• Publications
  • Influence
Discreteness and interactivity in spoken word production.
Five theories of spoken word production that differ along the discreteness-interactivity dimension are evaluated. Specifically examined is the role that cascading activation, feedback, seriality, andExpand
  • 463
  • 42
  • PDF
The multiple semantics hypothesis: Multiple confusions?
Abstract In this paper we discuss the issue of multiple versus unitary semantics. We argue that the notion of multiple semantics (as currently articulated) does not, in fact, represent a theory ofExpand
  • 516
  • 22
From graphemes to abstract letter shapes: levels of representation in written spelling.
The letter substitution errors of 2 dysgraphic subjects who, despite relatively intact oral spelling, made well-formed letter substitution errors in written spelling, were studied. Many of theseExpand

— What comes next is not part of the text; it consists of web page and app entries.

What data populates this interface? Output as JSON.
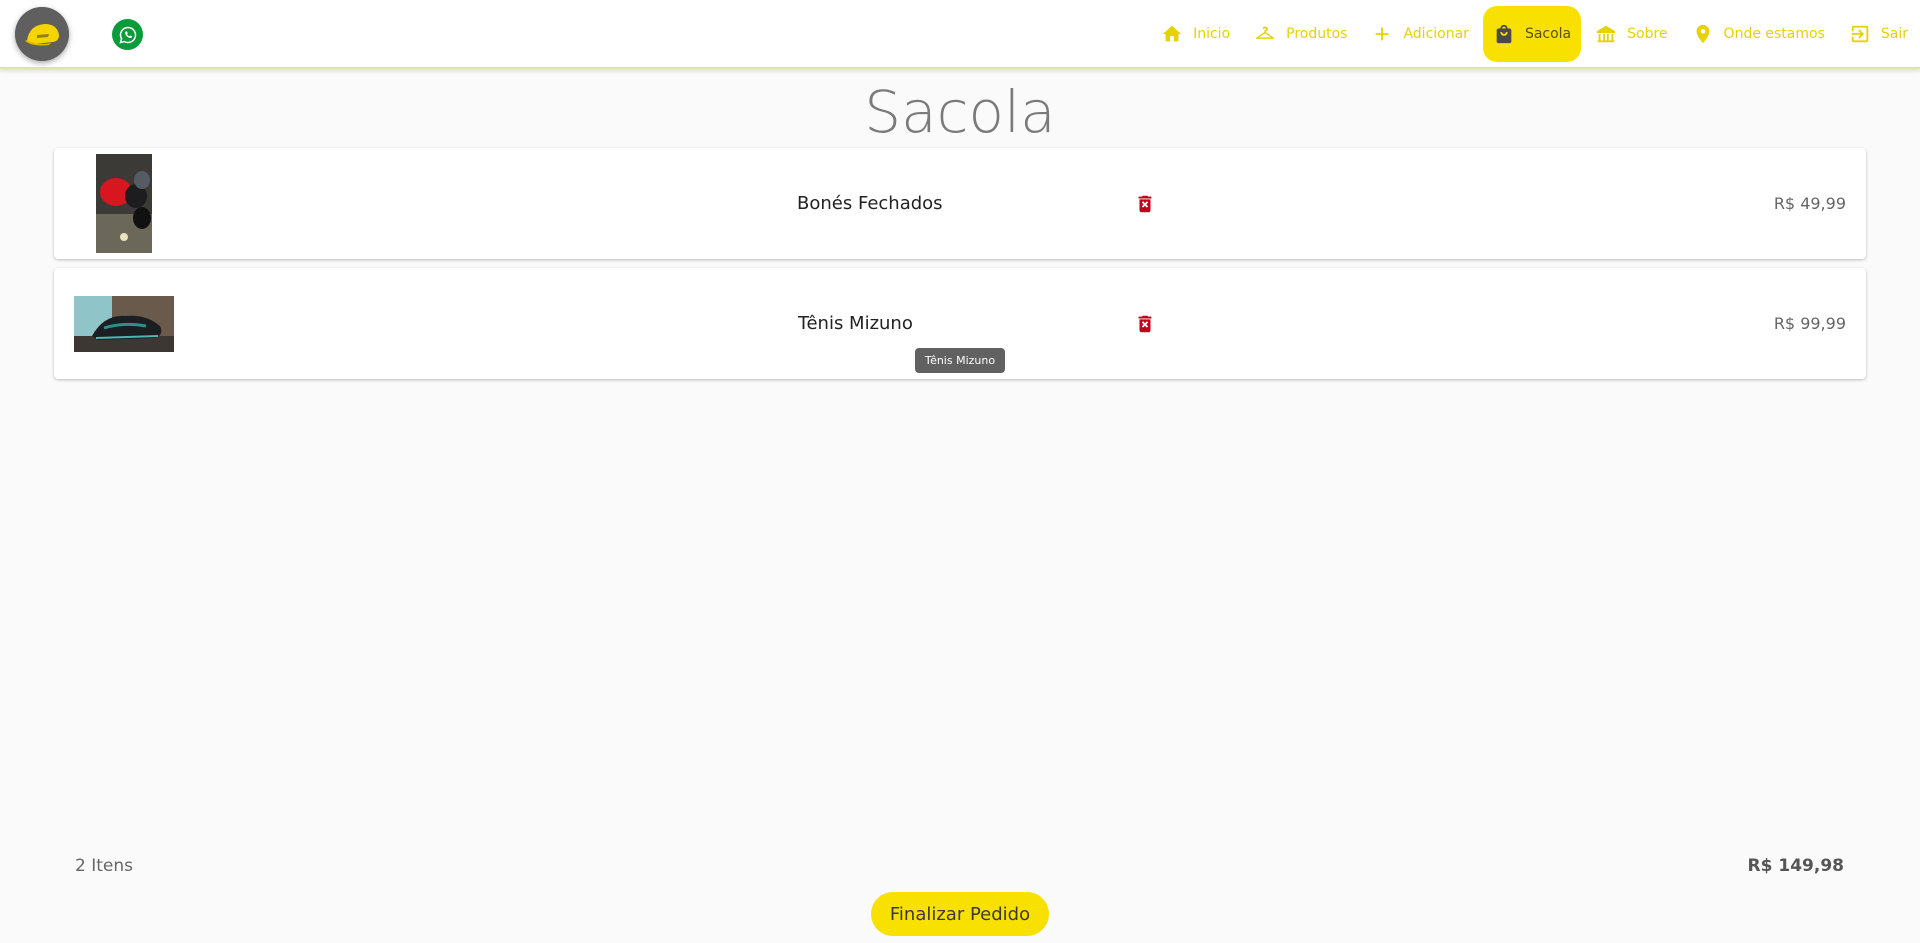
{
  "header": {
    "nav": [
      {
        "label": "Inicio",
        "icon": "home-icon"
      },
      {
        "label": "Produtos",
        "icon": "hanger-icon"
      },
      {
        "label": "Adicionar",
        "icon": "plus-icon"
      },
      {
        "label": "Sacola",
        "icon": "shopping-bag-icon",
        "active": true
      },
      {
        "label": "Sobre",
        "icon": "store-icon"
      },
      {
        "label": "Onde estamos",
        "icon": "location-pin-icon"
      },
      {
        "label": "Sair",
        "icon": "logout-icon"
      }
    ]
  },
  "page": {
    "title": "Sacola"
  },
  "cart": {
    "items": [
      {
        "name": "Bonés Fechados",
        "price": "R$ 49,99"
      },
      {
        "name": "Tênis Mizuno",
        "price": "R$ 99,99"
      }
    ],
    "tooltip": "Tênis Mizuno",
    "count_label": "2 Itens",
    "total": "R$ 149,98",
    "checkout_label": "Finalizar Pedido"
  },
  "colors": {
    "accent": "#f8e000",
    "nav_text": "#e6d200",
    "delete": "#c0001a",
    "whatsapp": "#0a9b3a"
  }
}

  • 104
  • 17
  • PDF
Lexical and post-lexical phonological representations in spoken production
Theories of spoken word production generally assume a distinction between at least two types of phonological processes and representations: lexical phonological processes that recover relativelyExpand
  • 158
  • 16
  • PDF
Examining the Central and Peripheral Processes of Written Word Production Through Meta-Analysis
Producing written words requires “central” cognitive processes (such as orthographic long-term and working memory) as well as more peripheral processes responsible for generating the motor actionsExpand
  • 138
  • 16
  • PDF
The nature of sublexical orthographic organization: The bigram trough hypothesis examined
Abstract Certain theories of reading assume the representation and manipulation of sublexical entities while others do not. Consistent with the latter, M. Seidenberg (1987, in Attention andExpand
  • 149
  • 13
The integration of information across lexical and sublexical processes in spelling
We report on a brain-injured subject, LAT, who made phonologically plausible errors in word spelling (e.g., “bouquet” spelled as BOUKET). Although many of his errors are phonologically plausible theyExpand
  • 149
  • 13
  • PDF
The Autonomy of Lexical Orthography
Do we need to access the spoken form of a word in order to retrieve the word's spelling or in order to understand the meaning of its written form? In this paper we focus on the relationship betweenExpand
  • 141
  • 11
  • PDF
Remediation of deficits affecting different components of the spelling process
Background: There have been relatively few studies concerned with the treatment of spelling deficits. Among these, there have been a small number that have targeted specific components of theExpand
  • 61
  • 10
  • PDF
The relationship between treatment outcomes and the underlying cognitive deficit: Evidence from the remediation of acquired dysgraphia
Background : It is unclear to what extent treatment outcomes are significantly influenced by the specific cognitive deficits that underlie an individual's language impairment. That is, it is not wellExpand
  • 38
  • 9
  • PDF